Linux Command Line - Tips and Tricks

5 minute read


I use a terminal pretty often in my daily job - either when logging in to servers or on my Macbook. In the spirit of learning, I decided to put together a document with some tips/tricks/shortcuts that I have learned over the years.

Working with your history

A bash shell keeps a history of every command you run in the terminal. Here are some commands I rely on daily:

You can view your history with history:

$ history | grep git
12  git diff
31  cd git
70  git submodule update --init --recursive
72  git status
73  git add .
74  git status
77  vim .git/config
78  git status
79  rm -rf .git
80  git status
81  git init

Each line has a line number - this won’t change as long as your history is saved. If you want to run a command from your history, you can do something like: !$line_number:

$ !80
git status

One of my favorite commands (and it saves me the most time) is the reverse history search. You can search the most recent commands you have ran by pressing ctrl + r:


Then you can start typing. Say you want to find the last docker command you ran, start typing ‘docker’:

(reverse-i-search)`doc': docker kill 80486e6e1927

You’ll see, after I type ‘doc’ the last docker command appears. You can now scroll through all matches by pressing ctrl + r again. Once you find the command you want, you can hit enter to run it. You can also hit backspace if you typo a letter you don’t want to search.

Assorted tips and tricks

Forget to sudo a command? Instead of typing it again, or scrolling back and typing sudo, simply run sudo !!:

(1:1002)$ ls /etc/sensu/
ls: cannot open directory /etc/sensu/: Permission denied
(1:1002)$ sudo !!
sudo ls /etc/sensu/
conf.d	config.json  config.json.example  extensions  handlers

This will run the last command again, but with sudo applied.

Go back to last directory you were in - did you cd to a directory and want to go back to where you were? Simply run cd -

(1:1003)$ cd /opt/chef
(1:1004)$ cd /tmp/
(1:1005)$ cd -
(1:1006)$ pwd


I also use the Git command line pretty often. Git can be very confusing - especially when starting out. These commands are very basic - but they help me out almost daily.

Need to create a new branch quickly? Just use checkout -b:

git checkout -b new-branch

Make changes to the wrong branch, and need to switch branches without losing your changes? You can just use git stash

git diff
diff --git a/ b/
index a058cd7..7ad7ca6 100644
--- a/
+++ b/
@@ -1,3 +1,4 @@
+Some code I don't want added on this branch.

Stashing saves the changes to your “stash”:

git stash
Saved working directory and index state WIP on new-changes: a7e7137 Merge pull request #102

Then you can switch branches, and apply the changes from your stash:

git checkout -b different-branch
Switched to a new branch 'different-branch'
f45c898eb299:website z077514$ git stash pop
On branch different-branch
Changes not staged for commit:
  (use "git add <file>..." to update what will be committed)
  (use "git checkout -- <file>..." to discard changes in working directory)


no changes added to commit (use "git add" and/or "git commit -a")

One thing to note - git stash pop removes the code in your stash.
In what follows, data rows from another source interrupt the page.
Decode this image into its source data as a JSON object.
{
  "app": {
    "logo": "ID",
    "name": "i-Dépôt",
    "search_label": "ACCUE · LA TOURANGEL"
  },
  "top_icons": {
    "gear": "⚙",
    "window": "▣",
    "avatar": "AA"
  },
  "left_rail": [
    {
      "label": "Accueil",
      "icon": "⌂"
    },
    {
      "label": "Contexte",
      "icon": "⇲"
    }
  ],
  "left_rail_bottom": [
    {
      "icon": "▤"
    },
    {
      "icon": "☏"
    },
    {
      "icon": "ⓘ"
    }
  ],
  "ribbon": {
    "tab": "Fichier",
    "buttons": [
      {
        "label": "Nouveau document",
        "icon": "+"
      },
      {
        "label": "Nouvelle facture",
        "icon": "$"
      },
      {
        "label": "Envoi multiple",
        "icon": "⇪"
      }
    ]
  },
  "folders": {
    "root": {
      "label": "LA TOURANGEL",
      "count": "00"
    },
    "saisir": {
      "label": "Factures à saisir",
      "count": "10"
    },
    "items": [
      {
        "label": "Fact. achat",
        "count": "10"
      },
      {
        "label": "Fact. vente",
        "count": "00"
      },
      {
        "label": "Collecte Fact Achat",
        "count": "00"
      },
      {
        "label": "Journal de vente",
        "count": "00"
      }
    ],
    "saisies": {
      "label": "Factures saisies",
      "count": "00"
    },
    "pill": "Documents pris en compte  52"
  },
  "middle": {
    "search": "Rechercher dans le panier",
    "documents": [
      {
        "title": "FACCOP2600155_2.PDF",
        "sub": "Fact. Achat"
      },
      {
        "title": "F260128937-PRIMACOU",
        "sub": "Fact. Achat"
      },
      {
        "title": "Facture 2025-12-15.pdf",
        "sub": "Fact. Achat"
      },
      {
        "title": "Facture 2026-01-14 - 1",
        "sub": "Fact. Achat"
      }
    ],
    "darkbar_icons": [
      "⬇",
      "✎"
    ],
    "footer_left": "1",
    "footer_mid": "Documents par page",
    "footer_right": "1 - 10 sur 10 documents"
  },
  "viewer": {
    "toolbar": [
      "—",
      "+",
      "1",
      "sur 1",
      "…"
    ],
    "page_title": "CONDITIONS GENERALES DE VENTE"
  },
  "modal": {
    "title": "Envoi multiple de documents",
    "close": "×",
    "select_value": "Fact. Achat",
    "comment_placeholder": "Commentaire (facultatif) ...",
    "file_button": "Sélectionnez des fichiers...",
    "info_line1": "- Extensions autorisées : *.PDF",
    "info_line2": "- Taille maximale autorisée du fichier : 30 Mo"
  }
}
If you want to apply the changes and keep your stash, just use git stash apply. This way you could theoretically apply your stashed changes to more branches.